3. Make an egg wash by whisking the egg with 1 Tablespoon of water in a medium bowl. Set aside. Cut the butter into six portions, 1 1/2 Tablespoons each. Set aside.

4. Preheat the oven to 400 degrees with the rack in the middle position. Take the pastry circles out of the refrigerator and set up a work space with the pastry, the meat filling, the egg wash with a brush, the cold butter, and a lightly floured space on which to lay the pastry. Have a large rimmed baking sheet lined with a sheet of parchment nearby (depending on the size of your baking sheets, you may need a second one to accommodate all the pasties.)

Put the filling in the middle of each pastry circle

Crimp the edges by rolling them inward, bit by bit

Finished Cornish Pasty should resemble a letter D.

5. Lay one pastry circle on the lightly floured surface. Put about 3/4 cup of meat mixture (less if your circle is less than 9 inches in diameter) in the middle of the pastry circle, with a portion of butter on top. Keeping the mixture roughly in its place, carefully lift one edge of the circle up over the filling, to align with the far edge. Beginning at one corner of the curve, roll small portions inward, toward the center of the pasty, bit by bit, working your way around the curved edge and ending at the other corner. Fold the final bit directly in toward the center of the pasty. When you are finished, the pasty should look like a large letter D. Carefully transfer the pasty to the parchment-lined baking sheet and repeat with the other pastry circles.

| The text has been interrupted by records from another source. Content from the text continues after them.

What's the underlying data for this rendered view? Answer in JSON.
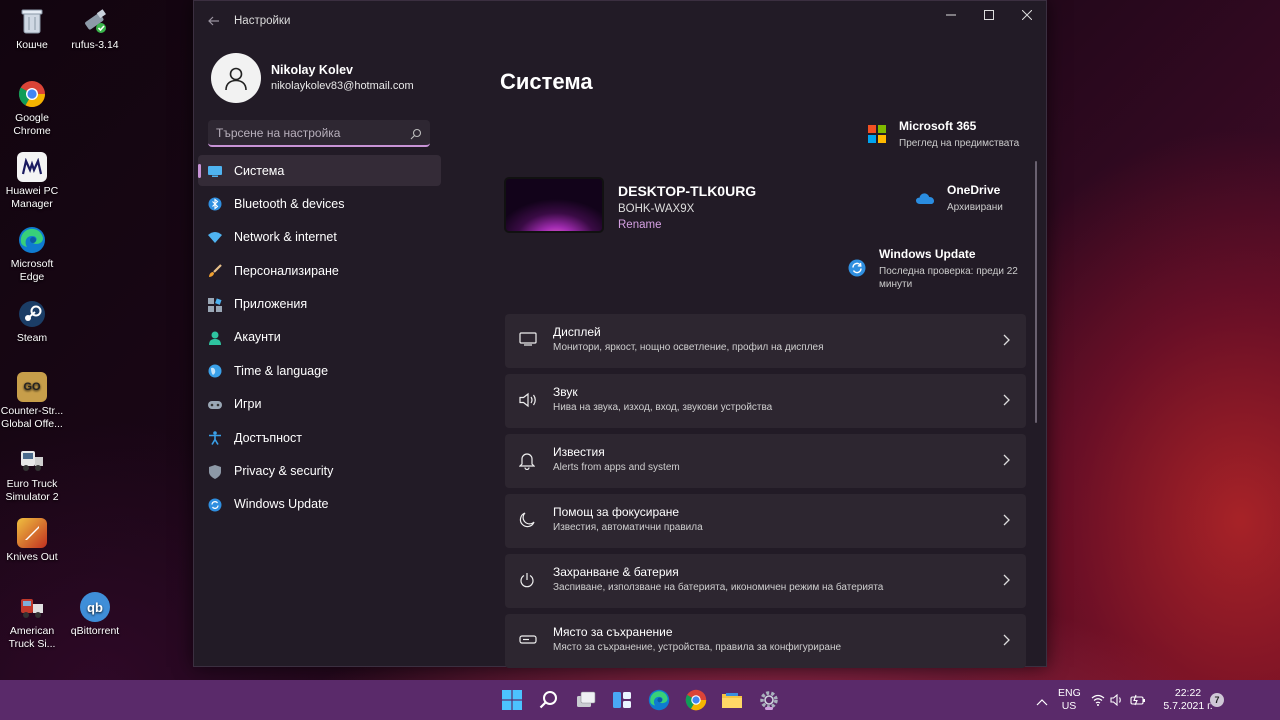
{
  "desktop": {
    "icons": [
      {
        "label": "Кошче"
      },
      {
        "label": "rufus-3.14"
      },
      {
        "label": "Google Chrome"
      },
      {
        "label": "Huawei PC Manager"
      },
      {
        "label": "Microsoft Edge"
      },
      {
        "label": "Steam"
      },
      {
        "label": "Counter-Str... Global Offe..."
      },
      {
        "label": "Euro Truck Simulator 2"
      },
      {
        "label": "Knives Out"
      },
      {
        "label": "American Truck Si..."
      },
      {
        "label": "qBittorrent"
      }
    ]
  },
  "window": {
    "title": "Настройки",
    "profile": {
      "name": "Nikolay Kolev",
      "email": "nikolaykolev83@hotmail.com"
    },
    "search": {
      "placeholder": "Търсене на настройка"
    },
    "nav": [
      {
        "label": "Система",
        "active": true,
        "icon": "system-icon"
      },
      {
        "label": "Bluetooth & devices",
        "icon": "bluetooth-icon"
      },
      {
        "label": "Network & internet",
        "icon": "wifi-icon"
      },
      {
        "label": "Персонализиране",
        "icon": "brush-icon"
      },
      {
        "label": "Приложения",
        "icon": "apps-icon"
      },
      {
        "label": "Акаунти",
        "icon": "accounts-icon"
      },
      {
        "label": "Time & language",
        "icon": "globe-icon"
      },
      {
        "label": "Игри",
        "icon": "gamepad-icon"
      },
      {
        "label": "Достъпност",
        "icon": "accessibility-icon"
      },
      {
        "label": "Privacy & security",
        "icon": "shield-icon"
      },
      {
        "label": "Windows Update",
        "icon": "update-icon"
      }
    ],
    "content": {
      "title": "Система",
      "device": {
        "name": "DESKTOP-TLK0URG",
        "model": "BOHK-WAX9X",
        "rename": "Rename"
      },
      "quick": {
        "m365": {
          "title": "Microsoft 365",
          "sub": "Преглед на предимствата"
        },
        "onedrive": {
          "title": "OneDrive",
          "sub": "Архивирани"
        },
        "update": {
          "title": "Windows Update",
          "sub": "Последна проверка: преди 22 минути"
        }
      },
      "cards": [
        {
          "title": "Дисплей",
          "sub": "Монитори, яркост, нощно осветление, профил на дисплея",
          "icon": "display-icon"
        },
        {
          "title": "Звук",
          "sub": "Нива на звука, изход, вход, звукови устройства",
          "icon": "speaker-icon"
        },
        {
          "title": "Известия",
          "sub": "Alerts from apps and system",
          "icon": "bell-icon"
        },
        {
          "title": "Помощ за фокусиране",
          "sub": "Известия, автоматични правила",
          "icon": "moon-icon"
        },
        {
          "title": "Захранване & батерия",
          "sub": "Заспиване, използване на батерията, икономичен режим на батерията",
          "icon": "power-icon"
        },
        {
          "title": "Място за съхранение",
          "sub": "Място за съхранение, устройства, правила за конфигуриране",
          "icon": "storage-icon"
        }
      ]
    }
  },
  "taskbar": {
    "lang_top": "ENG",
    "lang_bottom": "US",
    "time": "22:22",
    "date": "5.7.2021 г.",
    "notifications": "7"
  },
  "colors": {
    "accent": "#c893d6",
    "window_bg": "#221b26",
    "card_bg": "#2d2630",
    "taskbar": "#5a2a6a"
  }
}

Brushed with egg wash and marked with initials - these Cornish Pasties are ready for the oven.

6. Brush all the pasties with egg wash. If marking pasties with initials, roll the pastry scraps together and use a cookie cutter or paring knife to quickly cut out letters. Lay each letter on a pasty and brush with more egg wash.

7. Bake for 45-60 minutes, until the top is golden brown and the insides are bubbly (you won't be able to see this of course, but you can listen for sizzling sounds). Serve hot.